The theater we were in that evening seats over 2,000 people but the acoustics are so perfect that even if mics weren’t used, every word could have been heard. I needed that. Lots of the audience spoke English as a second language. How would they be able to understand that knothead American with her Midwestern twang who was about to tell them “Everything They Always Wanted To Know About Sox But Were Afraid To Ask.”
When my turn came to speak, three things happened that amazed me. The first was when I went to the lectern – shaking in my tracks. That mic you see in this photo gently adjusted itself to my height as I walked toward it. I wasn’t expecting that. It really astonished me. It seemed like magic. For a few seconds it took my mind off my terror and helped me compose myself. It wasn’t till it was all over that it occurred to me that an operator in a control booth had done it.
The second miracle was when I started to talk. The audience – English speaking or not – really got into it, and for the first time that week, I had fun. Of all things. For those six minutes, I temporarily lost my fear of public speaking. I did. That’s the last thing I was expecting.
After the whole convention was over, we spent a few more days in Australia and in New Zealand. It’s still hazy in my memory but I think that, at last, a good time was had by all, including me. Sightseeing is more enjoyable when one isn’t frozen with fear.
I wish I could tell you that the experience helped me conquer forever my fear of public speaking, but no such luck.

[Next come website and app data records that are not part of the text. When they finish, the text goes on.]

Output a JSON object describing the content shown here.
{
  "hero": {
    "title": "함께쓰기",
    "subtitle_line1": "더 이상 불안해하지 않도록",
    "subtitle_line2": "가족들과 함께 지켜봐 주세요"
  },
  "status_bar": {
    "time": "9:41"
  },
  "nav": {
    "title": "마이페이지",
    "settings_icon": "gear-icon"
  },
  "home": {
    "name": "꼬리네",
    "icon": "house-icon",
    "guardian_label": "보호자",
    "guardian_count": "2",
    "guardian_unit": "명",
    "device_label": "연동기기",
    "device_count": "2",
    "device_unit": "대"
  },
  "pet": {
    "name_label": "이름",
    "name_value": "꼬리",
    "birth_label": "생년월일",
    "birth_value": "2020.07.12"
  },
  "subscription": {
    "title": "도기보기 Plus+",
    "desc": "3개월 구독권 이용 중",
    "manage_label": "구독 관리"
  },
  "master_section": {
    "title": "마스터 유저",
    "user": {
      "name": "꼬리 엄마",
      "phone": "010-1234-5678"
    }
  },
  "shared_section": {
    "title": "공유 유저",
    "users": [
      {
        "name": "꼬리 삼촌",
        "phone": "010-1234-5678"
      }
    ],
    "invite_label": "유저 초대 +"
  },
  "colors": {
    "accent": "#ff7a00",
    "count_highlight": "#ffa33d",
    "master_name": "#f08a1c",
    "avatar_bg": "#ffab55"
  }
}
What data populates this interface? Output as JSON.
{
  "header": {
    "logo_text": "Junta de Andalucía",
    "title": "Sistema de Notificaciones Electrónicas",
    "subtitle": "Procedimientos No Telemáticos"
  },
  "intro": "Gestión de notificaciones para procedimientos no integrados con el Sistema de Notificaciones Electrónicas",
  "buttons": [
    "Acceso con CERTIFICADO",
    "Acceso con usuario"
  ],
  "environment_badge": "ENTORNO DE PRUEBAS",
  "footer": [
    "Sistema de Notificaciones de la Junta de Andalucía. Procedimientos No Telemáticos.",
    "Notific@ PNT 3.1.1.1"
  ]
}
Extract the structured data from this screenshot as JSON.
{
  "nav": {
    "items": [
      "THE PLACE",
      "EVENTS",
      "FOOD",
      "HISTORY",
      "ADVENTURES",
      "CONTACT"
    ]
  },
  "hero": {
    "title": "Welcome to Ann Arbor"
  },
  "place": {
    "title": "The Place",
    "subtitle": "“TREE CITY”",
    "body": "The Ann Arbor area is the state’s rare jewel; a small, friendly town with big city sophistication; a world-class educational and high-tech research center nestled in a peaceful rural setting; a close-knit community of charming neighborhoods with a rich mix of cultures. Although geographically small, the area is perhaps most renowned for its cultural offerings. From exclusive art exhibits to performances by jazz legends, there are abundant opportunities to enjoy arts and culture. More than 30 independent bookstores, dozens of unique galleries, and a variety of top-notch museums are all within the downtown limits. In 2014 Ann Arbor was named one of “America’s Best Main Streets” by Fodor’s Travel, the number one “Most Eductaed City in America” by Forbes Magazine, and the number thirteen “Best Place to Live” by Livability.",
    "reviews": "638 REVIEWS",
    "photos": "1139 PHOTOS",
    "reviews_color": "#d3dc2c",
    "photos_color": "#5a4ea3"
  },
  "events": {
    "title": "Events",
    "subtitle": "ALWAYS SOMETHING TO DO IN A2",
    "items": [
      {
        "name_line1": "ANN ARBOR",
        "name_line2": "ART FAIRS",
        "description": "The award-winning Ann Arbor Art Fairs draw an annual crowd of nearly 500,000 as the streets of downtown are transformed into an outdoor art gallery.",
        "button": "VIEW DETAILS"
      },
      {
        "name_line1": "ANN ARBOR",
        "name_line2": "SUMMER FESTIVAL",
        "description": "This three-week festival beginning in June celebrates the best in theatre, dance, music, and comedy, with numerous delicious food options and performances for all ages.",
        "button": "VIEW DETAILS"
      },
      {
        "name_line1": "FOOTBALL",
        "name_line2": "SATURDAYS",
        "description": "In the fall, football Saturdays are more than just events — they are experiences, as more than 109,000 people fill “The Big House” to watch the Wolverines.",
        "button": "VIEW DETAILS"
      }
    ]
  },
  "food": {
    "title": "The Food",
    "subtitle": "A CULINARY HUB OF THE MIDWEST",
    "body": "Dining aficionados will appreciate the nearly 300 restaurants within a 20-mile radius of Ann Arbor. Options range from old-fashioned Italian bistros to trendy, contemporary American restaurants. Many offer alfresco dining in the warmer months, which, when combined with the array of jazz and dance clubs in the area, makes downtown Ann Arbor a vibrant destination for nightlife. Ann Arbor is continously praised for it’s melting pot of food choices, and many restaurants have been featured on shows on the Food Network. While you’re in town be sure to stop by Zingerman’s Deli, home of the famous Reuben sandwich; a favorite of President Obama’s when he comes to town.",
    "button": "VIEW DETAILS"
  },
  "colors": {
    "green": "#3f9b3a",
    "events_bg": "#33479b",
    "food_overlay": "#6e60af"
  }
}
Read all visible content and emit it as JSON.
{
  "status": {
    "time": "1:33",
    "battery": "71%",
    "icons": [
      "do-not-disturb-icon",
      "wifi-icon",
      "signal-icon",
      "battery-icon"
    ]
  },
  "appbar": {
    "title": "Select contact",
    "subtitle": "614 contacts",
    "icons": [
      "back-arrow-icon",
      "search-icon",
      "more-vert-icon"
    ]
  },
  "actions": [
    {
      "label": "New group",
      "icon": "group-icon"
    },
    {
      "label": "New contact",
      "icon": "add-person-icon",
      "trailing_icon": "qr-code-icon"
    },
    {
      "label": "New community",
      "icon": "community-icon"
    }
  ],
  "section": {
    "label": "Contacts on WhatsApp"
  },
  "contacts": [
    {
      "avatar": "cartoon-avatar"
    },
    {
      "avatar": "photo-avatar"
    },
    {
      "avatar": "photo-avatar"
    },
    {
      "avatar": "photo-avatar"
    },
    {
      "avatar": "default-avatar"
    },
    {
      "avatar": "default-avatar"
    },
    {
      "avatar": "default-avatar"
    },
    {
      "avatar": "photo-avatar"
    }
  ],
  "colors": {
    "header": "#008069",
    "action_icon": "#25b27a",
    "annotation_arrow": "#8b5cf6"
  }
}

I’ll always be Nervous Nellie at the lectern, but sometimes it’s bearable. Sometimes I even like it. But not often. It’s probably better than getting a mammogram.
On tomorrow’s blob, I might try to reconstruct the text from the Sox speech. Don’t tune in if you’re expecting for something intellectual.